What is expected →
Could you print the full listing below, keeping each line identical?

Material for this exercise →
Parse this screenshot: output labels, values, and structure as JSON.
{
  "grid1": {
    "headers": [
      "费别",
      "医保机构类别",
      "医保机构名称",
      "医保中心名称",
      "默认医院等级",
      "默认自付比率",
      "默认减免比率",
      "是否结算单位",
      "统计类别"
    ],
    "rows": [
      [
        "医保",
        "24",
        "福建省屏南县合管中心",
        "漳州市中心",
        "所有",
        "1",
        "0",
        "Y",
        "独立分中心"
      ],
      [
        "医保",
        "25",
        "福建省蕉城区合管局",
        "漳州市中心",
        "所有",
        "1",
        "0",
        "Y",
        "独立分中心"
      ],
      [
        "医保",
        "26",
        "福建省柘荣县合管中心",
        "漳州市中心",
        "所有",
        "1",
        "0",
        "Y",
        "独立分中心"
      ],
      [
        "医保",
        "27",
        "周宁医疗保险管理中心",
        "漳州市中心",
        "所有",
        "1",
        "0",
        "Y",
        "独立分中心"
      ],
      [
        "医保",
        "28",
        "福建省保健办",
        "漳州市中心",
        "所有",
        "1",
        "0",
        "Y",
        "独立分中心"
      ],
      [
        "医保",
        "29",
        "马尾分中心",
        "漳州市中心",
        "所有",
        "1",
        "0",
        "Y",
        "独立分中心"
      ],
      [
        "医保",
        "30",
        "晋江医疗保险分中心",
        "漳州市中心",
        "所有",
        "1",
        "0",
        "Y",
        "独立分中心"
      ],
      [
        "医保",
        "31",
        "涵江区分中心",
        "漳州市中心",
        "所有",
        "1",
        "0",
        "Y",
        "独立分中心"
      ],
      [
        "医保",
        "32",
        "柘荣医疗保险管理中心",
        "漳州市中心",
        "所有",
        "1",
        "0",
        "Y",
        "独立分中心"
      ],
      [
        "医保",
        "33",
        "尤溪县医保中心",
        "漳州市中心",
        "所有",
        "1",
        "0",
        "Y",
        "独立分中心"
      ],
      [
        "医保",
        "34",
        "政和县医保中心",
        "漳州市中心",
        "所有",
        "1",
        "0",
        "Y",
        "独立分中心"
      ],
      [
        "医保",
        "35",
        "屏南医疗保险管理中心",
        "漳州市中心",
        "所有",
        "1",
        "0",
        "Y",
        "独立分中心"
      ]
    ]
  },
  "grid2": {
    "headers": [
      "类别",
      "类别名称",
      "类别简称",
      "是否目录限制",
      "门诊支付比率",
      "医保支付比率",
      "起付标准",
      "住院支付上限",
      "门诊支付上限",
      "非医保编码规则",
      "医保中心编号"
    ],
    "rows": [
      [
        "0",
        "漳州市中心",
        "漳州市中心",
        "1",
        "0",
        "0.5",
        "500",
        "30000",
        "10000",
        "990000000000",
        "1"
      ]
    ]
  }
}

The answer →
Parse this screenshot: output labels, values, and structure as JSON.
{
  "grid1": {
    "headers": [
      "费别",
      "医保机构类别",
      "医保机构名称",
      "医保中心名称",
      "默认医院等级",
      "默认自付比率",
      "默认减免比率",
      "是否结算单位",
      "统计类别"
    ],
    "rows": [
      [
        "医保",
        "24",
        "福建省屏南县合管中心",
        "漳州市中心",
        "所有",
        "1",
        "0",
        "Y",
        "独立分中心"
      ],
      [
        "医保",
        "25",
        "福建省蕉城区合管局",
        "漳州市中心",
        "所有",
        "1",
        "0",
        "Y",
        "独立分中心"
      ],
      [
        "医保",
        "26",
        "福建省柘荣县合管中心",
        "漳州市中心",
        "所有",
        "1",
        "0",
        "Y",
        "独立分中心"
      ],
      [
        "医保",
        "27",
        "周宁医疗保险管理中心",
        "漳州市中心",
        "所有",
        "1",
        "0",
        "Y",
        "独立分中心"
      ],
      [
        "医保",
        "28",
        "福建省保健办",
        "漳州市中心",
        "所有",
        "1",
        "0",
        "Y",
        "独立分中心"
      ],
      [
        "医保",
        "29",
        "马尾分中心",
        "漳州市中心",
        "所有",
        "1",
        "0",
        "Y",
        "独立分中心"
      ],
      [
        "医保",
        "30",
        "晋江医疗保险分中心",
        "漳州市中心",
        "所有",
        "1",
        "0",
        "Y",
        "独立分中心"
      ],
      [
        "医保",
        "31",
        "涵江区分中心",
        "漳州市中心",
        "所有",
        "1",
        "0",
        "Y",
        "独立分中心"
      ],
      [
        "医保",
        "32",
        "柘荣医疗保险管理中心",
        "漳州市中心",
        "所有",
        "1",
        "0",
        "Y",
        "独立分中心"
      ],
      [
        "医保",
        "33",
        "尤溪县医保中心",
        "漳州市中心",
        "所有",
        "1",
        "0",
        "Y",
        "独立分中心"
      ],
      [
        "医保",
        "34",
        "政和县医保中心",
        "漳州市中心",
        "所有",
        "1",
        "0",
        "Y",
        "独立分中心"
      ],
      [
        "医保",
        "35",
        "屏南医疗保险管理中心",
        "漳州市中心",
        "所有",
        "1",
        "0",
        "Y",
        "独立分中心"
      ]
    ]
  },
  "grid2": {
    "headers": [
      "类别",
      "类别名称",
      "类别简称",
      "是否目录限制",
      "门诊支付比率",
      "医保支付比率",
      "起付标准",
      "住院支付上限",
      "门诊支付上限",
      "非医保编码规则",
      "医保中心编号"
    ],
    "rows": [
      [
        "0",
        "漳州市中心",
        "漳州市中心",
        "1",
        "0",
        "0.5",
        "500",
        "30000",
        "10000",
        "990000000000",
        "1"
      ]
    ]
  }
}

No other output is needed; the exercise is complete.